Over the next few years the hut book was dominated by the names of CTC notables of the time: McSweeney, Jones, Visser, Lassche, Rainsbury, Sheppard, Lewis, Hay, Cox, Dephoff, Caldwell, Saggers.
However it seems they all obeyed their instructions and kept quiet about the place. And this had a downside. As the hardier CTC trampers of that era began to focus on other life interests, the appearance of club names in the hut book came to an end. The trampers who moved to the forefront of CTC activities had a blind spot for Big Tops, rather than a soft spot. For ten years not a single name associated with the club was written in the hut book.
Even visits by non CTC trampers dwindled. There was one year when not a single name appeared in the hut book. The ribbonwood and harakeke grew taller, kiwis whistled at night unheard and the deer rubbed their velvet off against the corner of the hut undisturbed.
Rumours circulated among trampers that the track had grown over entirely and access was no longer possible. In discussions Big Tops seemed to acquire an almost mythical lost to the world aura. This was helped by reports that even DoC didn’t know where it was.

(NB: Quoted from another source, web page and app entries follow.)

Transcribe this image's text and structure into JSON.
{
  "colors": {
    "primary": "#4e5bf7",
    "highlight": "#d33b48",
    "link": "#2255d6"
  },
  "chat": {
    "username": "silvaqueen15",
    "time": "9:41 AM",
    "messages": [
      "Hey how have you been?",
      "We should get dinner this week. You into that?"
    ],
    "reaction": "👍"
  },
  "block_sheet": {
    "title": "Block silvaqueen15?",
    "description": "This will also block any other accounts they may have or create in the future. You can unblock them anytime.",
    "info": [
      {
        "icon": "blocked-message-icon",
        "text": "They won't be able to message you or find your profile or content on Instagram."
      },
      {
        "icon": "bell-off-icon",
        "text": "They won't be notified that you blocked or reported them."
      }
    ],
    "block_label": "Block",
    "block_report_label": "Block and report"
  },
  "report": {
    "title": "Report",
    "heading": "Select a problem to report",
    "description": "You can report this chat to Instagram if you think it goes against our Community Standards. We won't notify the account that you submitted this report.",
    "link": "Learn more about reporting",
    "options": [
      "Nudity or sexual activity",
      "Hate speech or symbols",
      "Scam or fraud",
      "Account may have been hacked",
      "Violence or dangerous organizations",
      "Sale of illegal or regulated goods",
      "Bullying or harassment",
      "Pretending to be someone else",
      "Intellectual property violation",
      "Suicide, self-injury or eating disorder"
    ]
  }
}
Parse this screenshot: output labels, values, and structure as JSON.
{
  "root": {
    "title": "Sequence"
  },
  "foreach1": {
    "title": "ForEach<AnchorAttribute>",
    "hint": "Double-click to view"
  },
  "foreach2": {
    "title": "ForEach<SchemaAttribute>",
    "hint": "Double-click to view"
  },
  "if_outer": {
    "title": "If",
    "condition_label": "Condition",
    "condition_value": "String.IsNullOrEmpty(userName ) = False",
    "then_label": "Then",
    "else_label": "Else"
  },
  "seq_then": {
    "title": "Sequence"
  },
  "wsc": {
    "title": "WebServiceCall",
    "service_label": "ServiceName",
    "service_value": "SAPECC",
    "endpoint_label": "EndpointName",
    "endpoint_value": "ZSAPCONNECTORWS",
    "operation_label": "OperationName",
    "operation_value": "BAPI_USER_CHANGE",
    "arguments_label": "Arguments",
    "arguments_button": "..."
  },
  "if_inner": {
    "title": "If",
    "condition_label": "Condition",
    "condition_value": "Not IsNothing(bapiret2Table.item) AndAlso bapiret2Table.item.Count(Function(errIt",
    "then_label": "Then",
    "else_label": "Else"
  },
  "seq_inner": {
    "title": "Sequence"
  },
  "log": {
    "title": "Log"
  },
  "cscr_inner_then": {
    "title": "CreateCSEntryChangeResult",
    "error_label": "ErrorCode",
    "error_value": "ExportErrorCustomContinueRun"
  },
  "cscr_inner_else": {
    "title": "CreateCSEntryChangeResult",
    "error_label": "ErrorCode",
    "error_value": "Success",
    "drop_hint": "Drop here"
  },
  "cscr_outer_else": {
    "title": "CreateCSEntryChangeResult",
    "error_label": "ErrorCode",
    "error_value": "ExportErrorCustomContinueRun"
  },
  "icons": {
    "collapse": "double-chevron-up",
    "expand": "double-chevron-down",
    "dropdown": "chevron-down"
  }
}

A story did the rounds that DoC, eager to claim any revenue due from their great NZ Forest Service inheritance, sent in two parties of workers to put a sign in the hut advising of the fees that were now payable. Neither party could find the place and eventually a helicopter was used to do the job. The signs duly arrived by air and were affixed to the wall but I’m not sure what return DoC hoped for to cover their costs.
Whatever, this incident increased the rumour that Big Tops had been reclaimed by the wilderness and that a journey to it involved major difficulty.
So what is the truth?
Well, a lot of people in the CTC know it now. Since my first trip in there in 1993 thirty-five people have been to Big Tops with me, on five different trips. Seven have been more than once. This club once again has the expertise on the area.
Routefinding into the valley can be a real difficulty. The descent down the access gully would intimidate some. The alternative bush route is fine but requires good bush navigation skills. Then when you get to within 50 metres of the hut, if you’re not confident using your map, you could still spend a night out (like many others) and come out with a story that you’d rather not tell.
|Been to Big Tops: Susan, Honora, Ilan, Mike & Kerrie|
As a postscript, what I actually learned from this experience was that individuals just getting in and doing things have a powerful effect. They actually inspire others all over the place to get involved too. And even more people take up the baton arguing in support.